To move to real people, but maintain the coffee connection: James Folger was a Nantucketer who went to San Francisco for the gold rush, but who, like many, found it wiser to become a merchant and provide others with goods and services rather than go mining himself. He eventually got involved in coffee making, so today, Folgers Coffee (no apostrophe) is credited as a San Francisco and not Nantucket product.

Rowland Hussey Macy (R H Macy) was a Nantucketer who, at the age of fifteen, sailed on a whaling ship and had a red star tattooed on his hand. He learned the retail business in a small shop on Main Street, and eventually founded his department store. This red star to this day is part of the logo of Macy’s (with apostrophe).

On 25 July 1956, 51 people were killed in the collision of the Italian ocean liner Andrea Doria with the Stockholm in heavy fog 72 km (45 mi) south of Nantucket.

SeaStreak Home   On Friday, I wrote in the morning on the sun porch of the B&B, and then took the Lady Martha in the afternoon back to Oak Bluffs, where I had booked the Dockside Inn right across from the inner harbor where I docked, and just a couple of blocks away from where I’d leave for New York. It was a contemporary building, but in Victorian style, and I like my ground-floor room abutting the front porch. Saturday I walked through the campground area again to sense its tranquility. After dinner there were fireworks over Nantucket Sound. Sunday afternoon I boarded the SeaStreak fast ferry for New York.


It was a beautiful late afternoon on the ferry, and in daylight, I could see all the islands on this end of the trip. We went down Vineyard Sound with the Elizabeth Islands on the right, and crossed Rhode Island Sound, passing Block Island on the left, which forms a geological continuum (Elizabeths-Block Island-Montauk Point). We then sailed through the next continuum with New York’s Fisher Island off Connecticut on our right, and Plum Island next to Orient Point on our left. I will be passing from Orient Point to CT on my July trip.
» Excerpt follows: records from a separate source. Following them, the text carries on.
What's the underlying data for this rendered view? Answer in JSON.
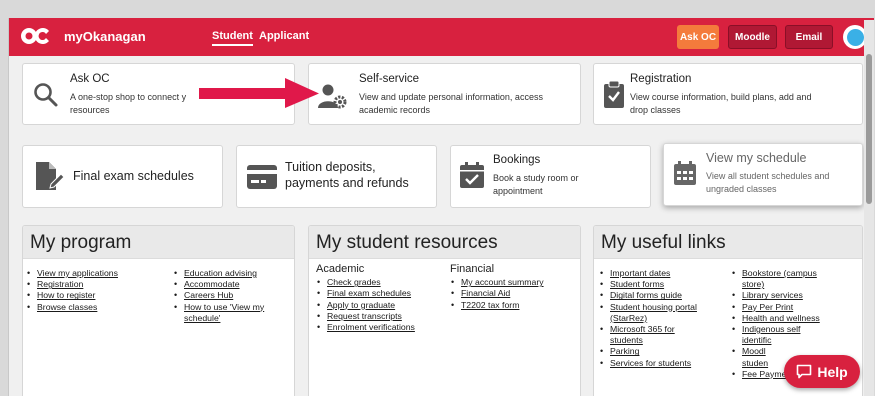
{
  "nav": {
    "brand": "myOkanagan",
    "logo_text": "OC",
    "tabs": [
      "Student",
      "Applicant"
    ],
    "ask_oc": "Ask OC",
    "moodle": "Moodle",
    "email": "Email"
  },
  "cards": {
    "ask": {
      "title": "Ask OC",
      "desc": "A one-stop shop to connect y",
      "desc2": "resources",
      "icon": "search-icon"
    },
    "self": {
      "title": "Self-service",
      "desc": "View and update personal information, access",
      "desc2": "academic records",
      "icon": "user-gear-icon"
    },
    "registration": {
      "title": "Registration",
      "desc": "View course information, build plans, add and",
      "desc2": "drop classes",
      "icon": "clipboard-check-icon"
    },
    "final": {
      "title": "Final exam schedules",
      "icon": "document-pen-icon"
    },
    "tuition": {
      "title": "Tuition deposits,",
      "title2": "payments and refunds",
      "icon": "credit-card-icon"
    },
    "bookings": {
      "title": "Bookings",
      "desc": "Book a study room or",
      "desc2": "appointment",
      "icon": "calendar-check-icon"
    },
    "schedule": {
      "title": "View my schedule",
      "desc": "View all student schedules and",
      "desc2": "ungraded classes",
      "icon": "calendar-grid-icon"
    }
  },
  "program": {
    "title": "My program",
    "col1": [
      "View my applications",
      "Registration",
      "How to register",
      "Browse classes"
    ],
    "col2": [
      "Education advising",
      "Accommodate",
      "Careers Hub",
      "How to use 'View my",
      "schedule'"
    ]
  },
  "resources": {
    "title": "My student resources",
    "academic_heading": "Academic",
    "financial_heading": "Financial",
    "academic": [
      "Check grades",
      "Final exam schedules",
      "Apply to graduate",
      "Request transcripts",
      "Enrolment verifications"
    ],
    "financial": [
      "My account summary",
      "Financial Aid",
      "T2202 tax form"
    ]
  },
  "links": {
    "title": "My useful links",
    "col1": [
      "Important dates",
      "Student forms",
      "Digital forms guide",
      "Student housing portal",
      "(StarRez)",
      "Microsoft 365 for",
      "students",
      "Parking",
      "Services for students"
    ],
    "col2": [
      "Bookstore (campus",
      "store)",
      "Library services",
      "Pay Per Print",
      "Health and wellness",
      "Indigenous self",
      "identific",
      "Moodl",
      "studen",
      "Fee Payment"
    ]
  },
  "help": {
    "label": "Help"
  },
  "colors": {
    "brand_red": "#d8213f",
    "accent_orange": "#f47b3c"
  }
}
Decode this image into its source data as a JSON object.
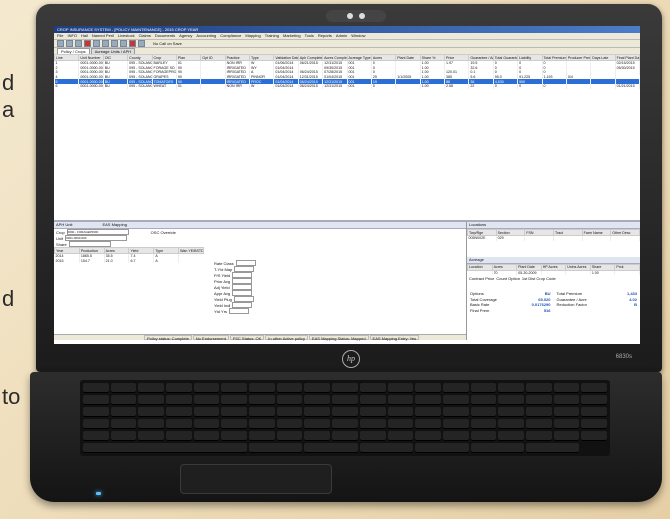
{
  "side_letters": [
    "d",
    "a",
    "d",
    "to"
  ],
  "app": {
    "title": "CROP INSURANCE SYSTEM - [POLICY MAINTENANCE] - 2015 CROP YEAR",
    "menu": [
      "File",
      "INFO",
      "Hail",
      "Named Peril",
      "Livestock",
      "Claims",
      "Documents",
      "Agency",
      "Accounting",
      "Compliance",
      "Mapping",
      "Training",
      "Marketing",
      "Tools",
      "Reports",
      "Admin",
      "Window"
    ],
    "toolbar_note": "No Call on Save",
    "tabs": [
      "Policy / Crops",
      "Acreage Units / APH"
    ],
    "grid_columns": [
      "Line",
      "Unit Number",
      "OIC",
      "County",
      "Crop",
      "Plan",
      "Opt ID",
      "Practice",
      "Type",
      "Validation Date",
      "Aph Completed",
      "Acres Completed",
      "Acreage Type",
      "Acres",
      "Plant Date",
      "Share %",
      "Price",
      "Guarantee / Acre",
      "Total Guarantee",
      "Liability",
      "Total Premium",
      "Producer Premium",
      "Days Late",
      "Final Plant Date"
    ],
    "grid_rows": [
      [
        "1",
        "0001-0000-000",
        "BU",
        "095 - SOLANO",
        "BARLEY",
        "01",
        "",
        "NON IRR",
        "W",
        "01/06/2014",
        "06/21/2015",
        "12/31/2015",
        "001",
        "0",
        "",
        "1.00",
        "1.97",
        "19.5",
        "0",
        "0",
        "0",
        "",
        "",
        "02/15/2015"
      ],
      [
        "2",
        "0001-0000-000",
        "BU",
        "095 - SOLANO",
        "FORAGE SD",
        "90",
        "",
        "IRRIGATED",
        "WY",
        "01/04/2014",
        "",
        "09/30/2015",
        "001",
        "0",
        "",
        "1.00",
        "",
        "32.6",
        "0",
        "0",
        "0",
        "",
        "",
        "05/30/2015"
      ],
      [
        "3",
        "0001-0000-000",
        "BU",
        "095 - SOLANO",
        "FORAGEPROD",
        "90",
        "",
        "IRRIGATED",
        "A",
        "01/04/2014",
        "06/24/2015",
        "07/28/2015",
        "001",
        "0",
        "",
        "1.00",
        "120.01",
        "0.1",
        "0",
        "0",
        "0",
        "",
        "",
        ""
      ],
      [
        "4",
        "0001-0000-000",
        "BU",
        "095 - SOLANO",
        "GRAPES",
        "90",
        "",
        "IRRIGATED",
        "PINNOR",
        "01/04/2014",
        "12/31/2015",
        "01/04/2015",
        "001",
        "25",
        "1/1/2005",
        "1.00",
        "385",
        "5.6",
        "95.0",
        "91,225",
        "1,193",
        "0/4",
        ""
      ],
      [
        "5",
        "0001-0000-000",
        "BU",
        "095 - SOLANO",
        "TOMATOES",
        "90",
        "",
        "IRRIGATED",
        "PROC",
        "01/04/2014",
        "06/24/2015",
        "12/31/2015",
        "001",
        "19",
        "",
        "1.00",
        "88",
        "36",
        "4,530",
        "500",
        "",
        "",
        "",
        ""
      ],
      [
        "6",
        "0001-0000-000",
        "BU",
        "095 - SOLANO",
        "WHEAT",
        "01",
        "",
        "NON IRR",
        "W",
        "01/04/2014",
        "06/24/2015",
        "12/31/2015",
        "001",
        "0",
        "",
        "1.00",
        "2.58",
        "22",
        "0",
        "0",
        "0",
        "",
        "",
        "01/21/2015"
      ]
    ],
    "selected_row": 4,
    "aph": {
      "title": "APH Unit",
      "eas_title": "EAS Mapping",
      "labels": [
        "Crop",
        "Unit",
        "Share"
      ],
      "crop_value": "0090 - FORAGEPROD",
      "unit_value": "0001-0000-000",
      "override_label": "OSC Override",
      "columns": [
        "Year",
        "Production",
        "Acres",
        "Yield",
        "Type",
        "Wan YE/BSTD Verified"
      ],
      "rows": [
        [
          "2014",
          "1865.5",
          "35.5",
          "7.4",
          "A"
        ],
        [
          "2015",
          "154.7",
          "21.0",
          "6.7",
          "A"
        ]
      ],
      "right_labels": [
        "Rate Class",
        "T-Yld Map",
        "P/S Yield",
        "Prior Avg",
        "Adj Yield",
        "Appr Avg",
        "Yield Plug",
        "Yield Indl",
        "Ytd Yrs"
      ]
    },
    "locations": {
      "title": "Locations",
      "columns": [
        "Twp/Rge",
        "Section",
        "FSN",
        "Tract",
        "Farm Name",
        "Other Desc"
      ],
      "row": [
        "005N002E",
        "029",
        "",
        "",
        "",
        ""
      ]
    },
    "acreage": {
      "title": "Acreage",
      "headers": [
        "Location",
        "Acres",
        "Plant Date",
        "HP Acres",
        "Unins Acres",
        "Share",
        "Prck"
      ],
      "values": [
        "",
        "70",
        "05-30-2009",
        "",
        "",
        "1.00",
        ""
      ],
      "contract_labels": [
        "Contract Price",
        "Count Option",
        "1st Dist Crop Code"
      ]
    },
    "summary": [
      {
        "k": "Options",
        "v": "BU"
      },
      {
        "k": "Total Coverage",
        "v": "65.020"
      },
      {
        "k": "Basic Rate",
        "v": "0.0176290"
      },
      {
        "k": "Final Prem",
        "v": "516"
      }
    ],
    "summary_right": [
      {
        "k": "Total Premium",
        "v": "1,433"
      },
      {
        "k": "Guarantee / Acre",
        "v": "4.02"
      },
      {
        "k": "Reduction Factor",
        "v": "B"
      }
    ],
    "status": [
      "Policy status: Complete",
      "No Endorsement",
      "FSC Status: OK",
      "In other Active policy",
      "EAS Mapping Status: Mapped",
      "EAS Mapping Entry: Yes"
    ]
  },
  "laptop": {
    "brand": "hp",
    "model": "6830s"
  }
}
But after a while came the nicest part, entering New York City by water right after sunset from the east, which I had never done before. It was two days before the summer solstice, so the city lights blended after sunset with a lingering twilight. We passed under the bridges on the Upper East River, then turned left at Hell Gate to go down the Lower East River to 35th Street. Most got off here, and fanned off in all directions. I got the bus here to the subway, and the SeaStreak continued down through the harbor to complete its trip back in New Jersey.